TASK DETAILS: Pictures stay out; everything else in the records is to be copied exactly.

AVAILABLE RECORDS:

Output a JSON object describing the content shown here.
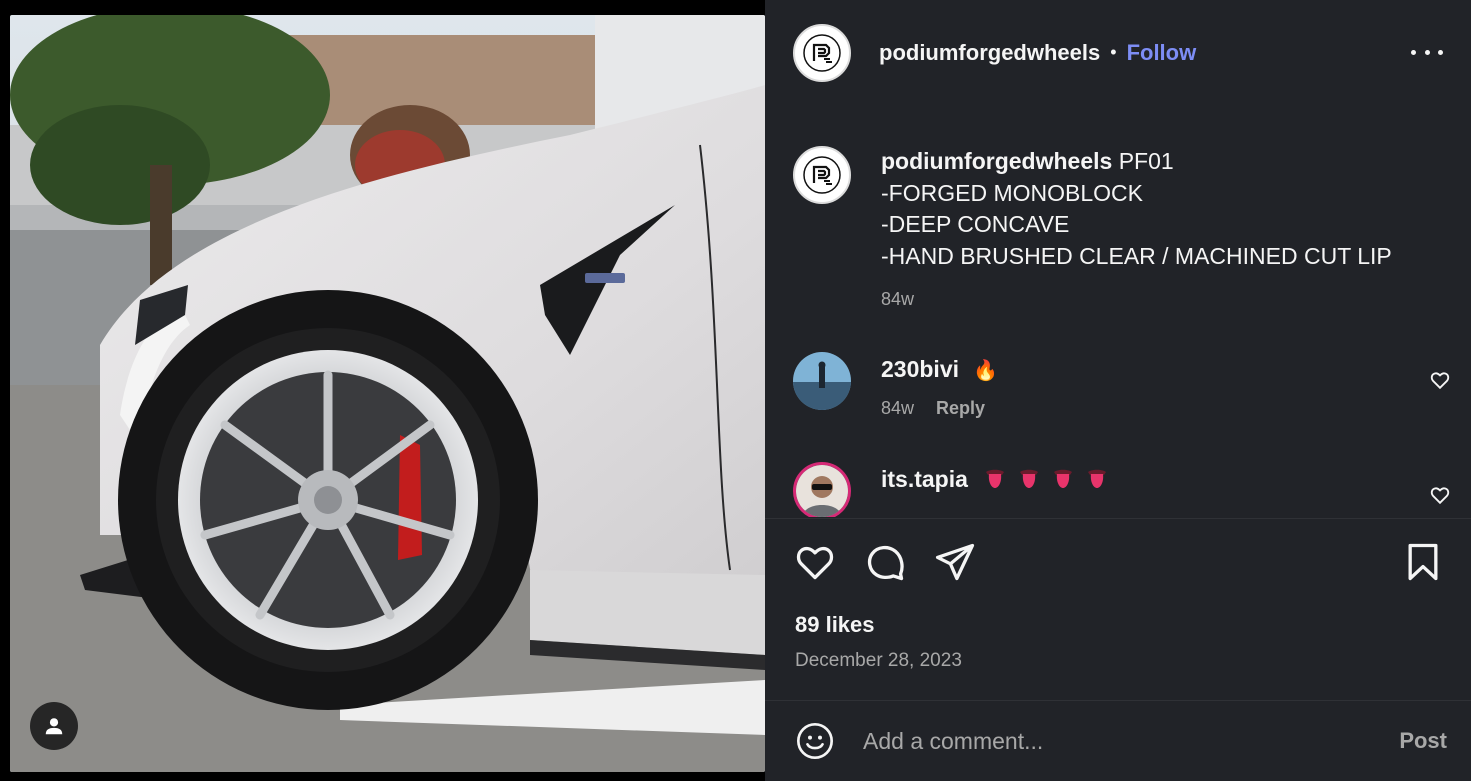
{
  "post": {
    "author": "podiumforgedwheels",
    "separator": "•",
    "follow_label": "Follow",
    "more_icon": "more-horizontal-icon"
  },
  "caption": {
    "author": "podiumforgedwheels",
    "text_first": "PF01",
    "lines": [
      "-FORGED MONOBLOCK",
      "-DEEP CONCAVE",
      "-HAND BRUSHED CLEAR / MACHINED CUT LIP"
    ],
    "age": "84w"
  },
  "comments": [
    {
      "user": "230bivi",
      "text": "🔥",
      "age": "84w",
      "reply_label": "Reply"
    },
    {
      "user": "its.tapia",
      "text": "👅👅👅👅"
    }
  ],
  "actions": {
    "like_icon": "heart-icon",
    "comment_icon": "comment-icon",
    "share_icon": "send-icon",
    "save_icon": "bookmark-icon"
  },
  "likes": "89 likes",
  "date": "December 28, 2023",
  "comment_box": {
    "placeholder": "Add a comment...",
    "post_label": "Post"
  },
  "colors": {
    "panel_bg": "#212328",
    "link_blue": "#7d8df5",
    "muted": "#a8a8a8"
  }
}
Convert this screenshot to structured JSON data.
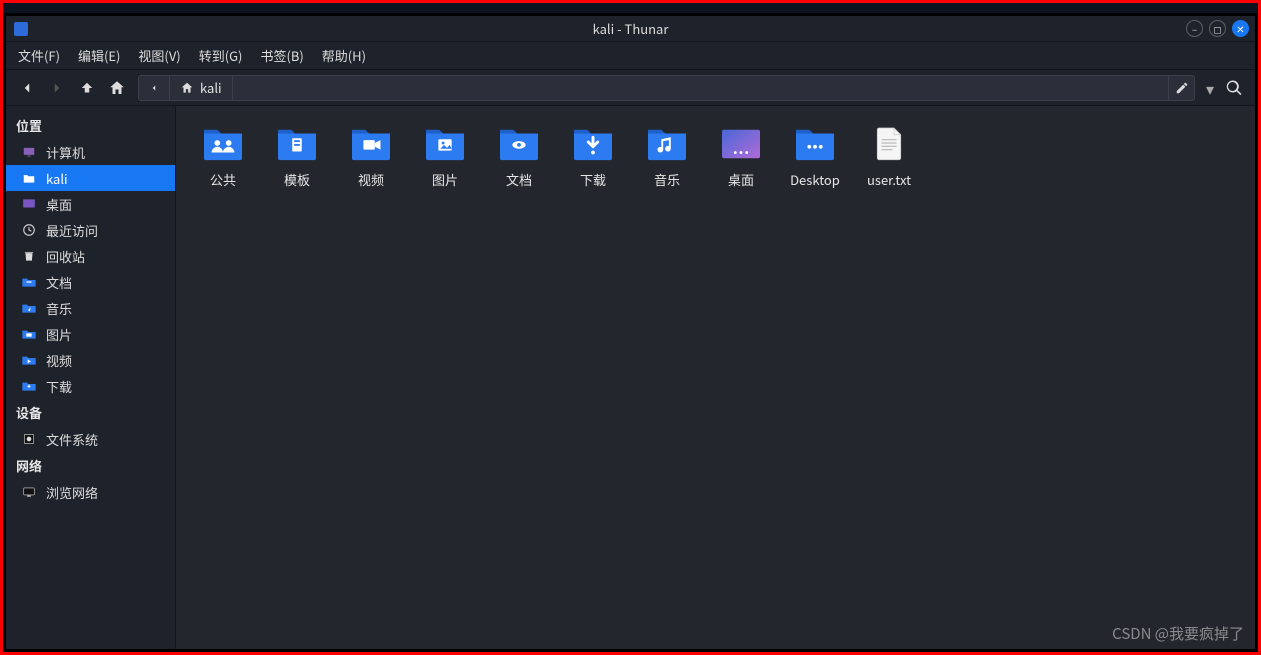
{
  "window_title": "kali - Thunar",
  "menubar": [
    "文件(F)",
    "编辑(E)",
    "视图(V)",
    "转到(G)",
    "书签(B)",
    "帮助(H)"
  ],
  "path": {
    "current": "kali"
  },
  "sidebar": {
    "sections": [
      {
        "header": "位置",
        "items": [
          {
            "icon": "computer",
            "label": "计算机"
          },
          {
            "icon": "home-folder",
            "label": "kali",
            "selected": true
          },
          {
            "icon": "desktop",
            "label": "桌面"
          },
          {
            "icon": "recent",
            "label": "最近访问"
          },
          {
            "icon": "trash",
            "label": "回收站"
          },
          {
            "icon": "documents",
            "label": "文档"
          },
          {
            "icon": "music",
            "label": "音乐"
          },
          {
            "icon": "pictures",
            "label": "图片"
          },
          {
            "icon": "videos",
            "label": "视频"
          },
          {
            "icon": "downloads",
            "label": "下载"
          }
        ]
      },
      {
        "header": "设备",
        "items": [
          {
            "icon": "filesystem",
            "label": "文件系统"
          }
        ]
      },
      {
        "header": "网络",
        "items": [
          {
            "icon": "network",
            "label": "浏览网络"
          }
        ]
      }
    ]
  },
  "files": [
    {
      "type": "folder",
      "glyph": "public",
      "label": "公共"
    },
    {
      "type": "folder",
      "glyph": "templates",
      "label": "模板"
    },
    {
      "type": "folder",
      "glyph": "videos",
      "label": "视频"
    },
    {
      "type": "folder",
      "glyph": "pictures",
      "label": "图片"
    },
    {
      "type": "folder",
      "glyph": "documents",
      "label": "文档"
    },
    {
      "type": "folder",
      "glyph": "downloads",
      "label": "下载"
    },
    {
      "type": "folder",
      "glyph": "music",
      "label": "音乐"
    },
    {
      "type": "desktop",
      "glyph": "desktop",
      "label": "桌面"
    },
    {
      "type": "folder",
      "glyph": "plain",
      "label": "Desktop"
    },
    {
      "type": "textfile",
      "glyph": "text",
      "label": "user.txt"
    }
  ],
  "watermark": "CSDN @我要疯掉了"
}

RESPONSE FOR THIS EXERCISE:
Output a JSON object describing the content shown here.
{
  "post": {
    "author": "podiumforgedwheels",
    "separator": "•",
    "follow_label": "Follow",
    "more_icon": "more-horizontal-icon"
  },
  "caption": {
    "author": "podiumforgedwheels",
    "text_first": "PF01",
    "lines": [
      "-FORGED MONOBLOCK",
      "-DEEP CONCAVE",
      "-HAND BRUSHED CLEAR / MACHINED CUT LIP"
    ],
    "age": "84w"
  },
  "comments": [
    {
      "user": "230bivi",
      "text": "🔥",
      "age": "84w",
      "reply_label": "Reply"
    },
    {
      "user": "its.tapia",
      "text": "👅👅👅👅"
    }
  ],
  "actions": {
    "like_icon": "heart-icon",
    "comment_icon": "comment-icon",
    "share_icon": "send-icon",
    "save_icon": "bookmark-icon"
  },
  "likes": "89 likes",
  "date": "December 28, 2023",
  "comment_box": {
    "placeholder": "Add a comment...",
    "post_label": "Post"
  },
  "colors": {
    "panel_bg": "#212328",
    "link_blue": "#7d8df5",
    "muted": "#a8a8a8"
  }
}
Convert this screenshot to structured JSON data.
{
  "window_title": "kali - Thunar",
  "menubar": [
    "文件(F)",
    "编辑(E)",
    "视图(V)",
    "转到(G)",
    "书签(B)",
    "帮助(H)"
  ],
  "path": {
    "current": "kali"
  },
  "sidebar": {
    "sections": [
      {
        "header": "位置",
        "items": [
          {
            "icon": "computer",
            "label": "计算机"
          },
          {
            "icon": "home-folder",
            "label": "kali",
            "selected": true
          },
          {
            "icon": "desktop",
            "label": "桌面"
          },
          {
            "icon": "recent",
            "label": "最近访问"
          },
          {
            "icon": "trash",
            "label": "回收站"
          },
          {
            "icon": "documents",
            "label": "文档"
          },
          {
            "icon": "music",
            "label": "音乐"
          },
          {
            "icon": "pictures",
            "label": "图片"
          },
          {
            "icon": "videos",
            "label": "视频"
          },
          {
            "icon": "downloads",
            "label": "下载"
          }
        ]
      },
      {
        "header": "设备",
        "items": [
          {
            "icon": "filesystem",
            "label": "文件系统"
          }
        ]
      },
      {
        "header": "网络",
        "items": [
          {
            "icon": "network",
            "label": "浏览网络"
          }
        ]
      }
    ]
  },
  "files": [
    {
      "type": "folder",
      "glyph": "public",
      "label": "公共"
    },
    {
      "type": "folder",
      "glyph": "templates",
      "label": "模板"
    },
    {
      "type": "folder",
      "glyph": "videos",
      "label": "视频"
    },
    {
      "type": "folder",
      "glyph": "pictures",
      "label": "图片"
    },
    {
      "type": "folder",
      "glyph": "documents",
      "label": "文档"
    },
    {
      "type": "folder",
      "glyph": "downloads",
      "label": "下载"
    },
    {
      "type": "folder",
      "glyph": "music",
      "label": "音乐"
    },
    {
      "type": "desktop",
      "glyph": "desktop",
      "label": "桌面"
    },
    {
      "type": "folder",
      "glyph": "plain",
      "label": "Desktop"
    },
    {
      "type": "textfile",
      "glyph": "text",
      "label": "user.txt"
    }
  ],
  "watermark": "CSDN @我要疯掉了"
}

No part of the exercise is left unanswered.